Few of Marine Corps Base Camp Lejeune’s residents are native to the area, which is true for almost any military town. As the saying goes, “Home is where the Marine Corps sends you.” MCB Camp Lejeune and Onslow County are currently home despite where you are from. We drive these streets in our new community every day. There is a rich history at MCB Camp Lejeune and every road tells a story.
Upon arriving through the Wilson Gate, a left turn on Bougainville Drive leads to Tarawa Terrace. The Bougainville campaign was a series of land and naval battles of the Pacific campaign of World War II between Allied forces and the Empire of Japan, named after the island of Bougainville. It was part of Operation Cartwheel, the Allies’ grand strategy in the South Pacific.
The first attack on Bougainville occurred on Aug. 15, 1943. The Marine Fighter Squadron 214, later known as the Black Sheep, flew up from the Russell Islands to barrage the Kahili airfield during American amphibious landings on the island of Vella Lavella. The lightning strike, a surprise so complete the Japanese did not have time to shoot back, damaged aircraft and refueling equipment on the ground.
The landing of the 3rd Marine Division at Empress Augusta Bay on Bougainville took place Nov. 1. The forces consisted of 14,321 troops who were met with several obstacles.

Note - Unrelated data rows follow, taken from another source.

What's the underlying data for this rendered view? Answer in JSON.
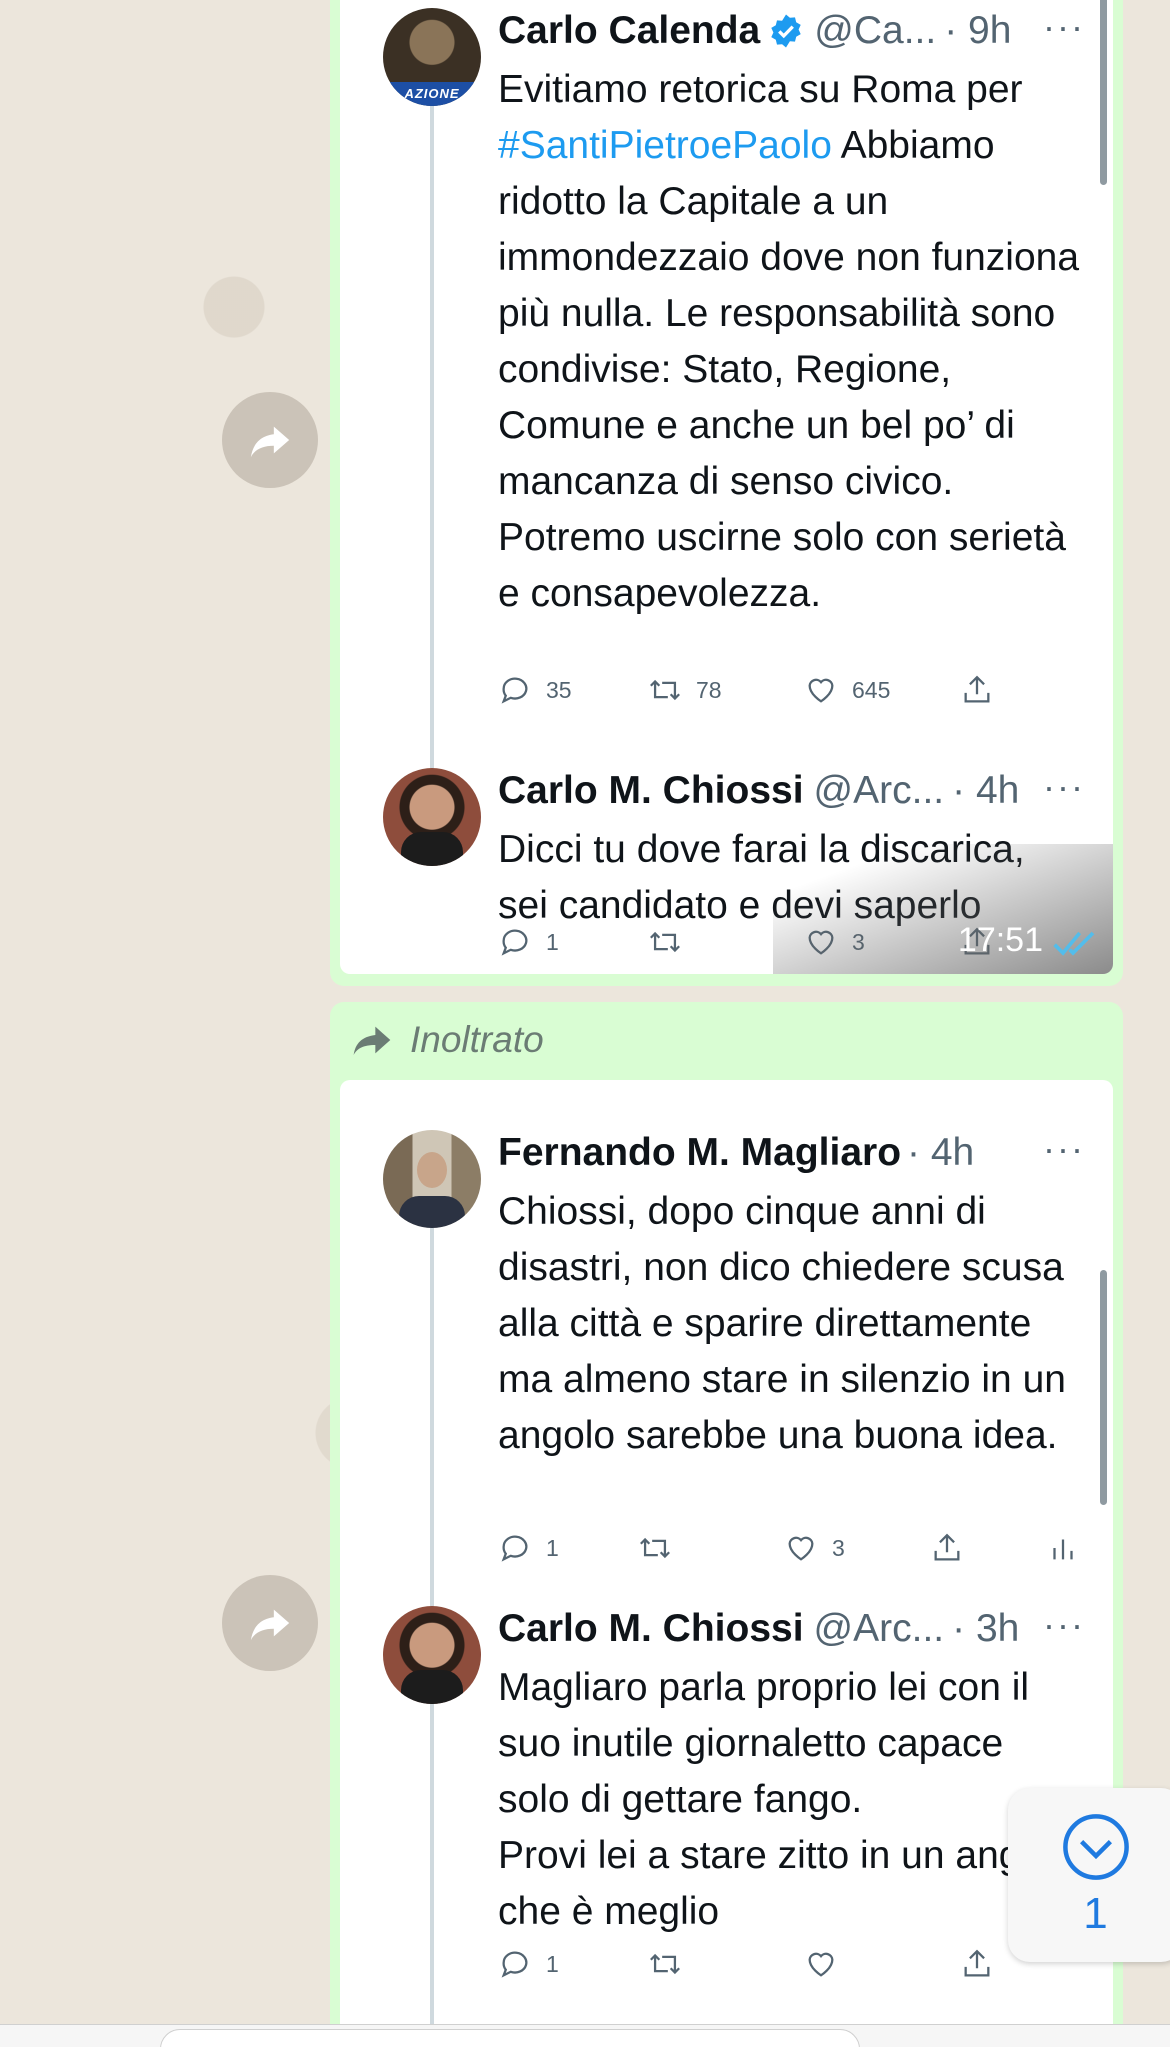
{
  "messages": [
    {
      "time": "17:51",
      "tweets": [
        {
          "name": "Carlo Calenda",
          "verified": true,
          "handle": "@Ca...",
          "time": "· 9h",
          "text_prefix": "Evitiamo retorica su Roma per",
          "hashtag": "#SantiPietroePaolo",
          "text": "Abbiamo ridotto la Capitale a un immondezzaio dove non funziona più nulla. Le responsabilità sono condivise: Stato, Regione, Comune e anche un bel po’ di mancanza di senso civico. Potremo uscirne solo con serietà e consapevolezza.",
          "avatar_badge": "AZIONE",
          "replies": "35",
          "retweets": "78",
          "likes": "645"
        },
        {
          "name": "Carlo M. Chiossi",
          "handle": "@Arc...",
          "time": "· 4h",
          "text": "Dicci tu dove farai la discarica, sei candidato e devi saperlo",
          "replies": "1",
          "likes": "3"
        }
      ]
    },
    {
      "label": "Inoltrato",
      "tweets": [
        {
          "name": "Fernando M. Magliaro",
          "time": "· 4h",
          "text": "Chiossi, dopo cinque anni di disastri, non dico chiedere scusa alla città e sparire direttamente ma almeno stare in silenzio in un angolo sarebbe una buona idea.",
          "replies": "1",
          "likes": "3"
        },
        {
          "name": "Carlo M. Chiossi",
          "handle": "@Arc...",
          "time": "· 3h",
          "text": "Magliaro parla proprio lei con il suo inutile giornaletto capace solo di gettare fango.\nProvi lei a stare zitto in un angolo  che è meglio",
          "replies": "1"
        }
      ]
    }
  ],
  "scroll_down_badge": "1",
  "more_icon": "···",
  "colors": {
    "bubble": "#d9fdd3",
    "link": "#1d9bf0",
    "read_ticks": "#53bdeb",
    "badge_blue": "#1f7ae0"
  }
}
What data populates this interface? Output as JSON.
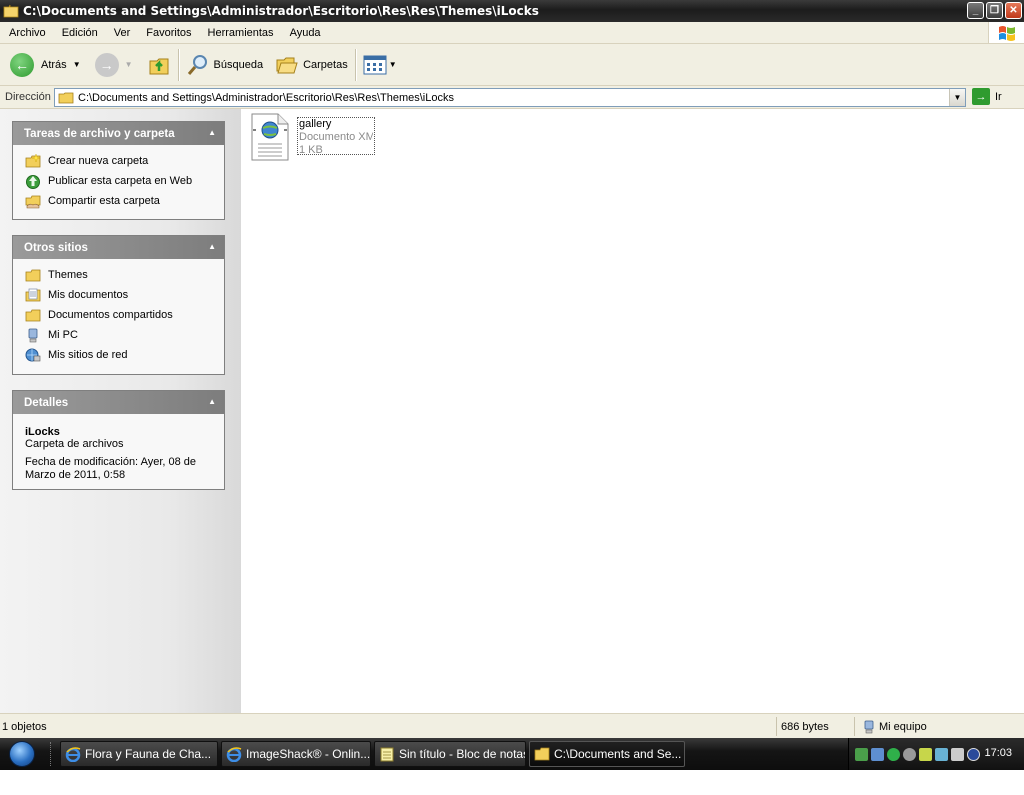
{
  "window": {
    "title": "C:\\Documents and Settings\\Administrador\\Escritorio\\Res\\Res\\Themes\\iLocks",
    "buttons": [
      "minimize",
      "restore",
      "close"
    ]
  },
  "menubar": {
    "items": [
      "Archivo",
      "Edición",
      "Ver",
      "Favoritos",
      "Herramientas",
      "Ayuda"
    ]
  },
  "toolbar": {
    "back_label": "Atrás",
    "search_label": "Búsqueda",
    "folders_label": "Carpetas"
  },
  "address": {
    "label": "Dirección",
    "value": "C:\\Documents and Settings\\Administrador\\Escritorio\\Res\\Res\\Themes\\iLocks",
    "go_label": "Ir"
  },
  "tasks_panel": {
    "title": "Tareas de archivo y carpeta",
    "items": [
      {
        "label": "Crear nueva carpeta",
        "icon": "new-folder-icon"
      },
      {
        "label": "Publicar esta carpeta en Web",
        "icon": "publish-web-icon"
      },
      {
        "label": "Compartir esta carpeta",
        "icon": "share-folder-icon"
      }
    ]
  },
  "places_panel": {
    "title": "Otros sitios",
    "items": [
      {
        "label": "Themes",
        "icon": "folder-icon"
      },
      {
        "label": "Mis documentos",
        "icon": "my-documents-icon"
      },
      {
        "label": "Documentos compartidos",
        "icon": "folder-icon"
      },
      {
        "label": "Mi PC",
        "icon": "my-computer-icon"
      },
      {
        "label": "Mis sitios de red",
        "icon": "network-places-icon"
      }
    ]
  },
  "details_panel": {
    "title": "Detalles",
    "name": "iLocks",
    "type": "Carpeta de archivos",
    "modified_line1": "Fecha de modificación: Ayer, 08 de",
    "modified_line2": "Marzo de 2011, 0:58"
  },
  "files": [
    {
      "name": "gallery",
      "type": "Documento XML",
      "size": "1 KB",
      "icon": "xml-document-icon"
    }
  ],
  "statusbar": {
    "count": "1 objetos",
    "size": "686 bytes",
    "location": "Mi equipo"
  },
  "taskbar": {
    "tasks": [
      {
        "label": "Flora y Fauna de Cha...",
        "icon": "ie-icon",
        "active": false
      },
      {
        "label": "ImageShack® - Onlin...",
        "icon": "ie-icon",
        "active": false
      },
      {
        "label": "Sin título - Bloc de notas",
        "icon": "notepad-icon",
        "active": false
      },
      {
        "label": "C:\\Documents and Se...",
        "icon": "folder-icon",
        "active": true
      }
    ],
    "clock": "17:03"
  }
}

The Japanese defenses of the beaches were stronger than anticipated. The 40,000 troops on the island were thought to be stationed mainly around the airfields, and the extensive system of bunkers in the jungles were not accounted for.
The Marines who landed west of the Koromokina River met steep slopes and shoals on which they lost more than 80 amphibious craft. Those landing east of the Koromokina were caught in crossfire from machine guns. A small contingent of Marines knocked out the gun emplacement on the cape and the 3rd Marine Raiders captured the island. The landing force drove away the rest of the Japanese defenders while the war dog platoon sniffed out snipers along the trails.
In spite of the resistance and two Japanese air assaults launched from bases on Rabaul during the day, the Marines succeeded. By nightfall, all 14,000 troops, together with 6,200 tons of fuel, rations and ammunition were landed along a 200-yard perimeter.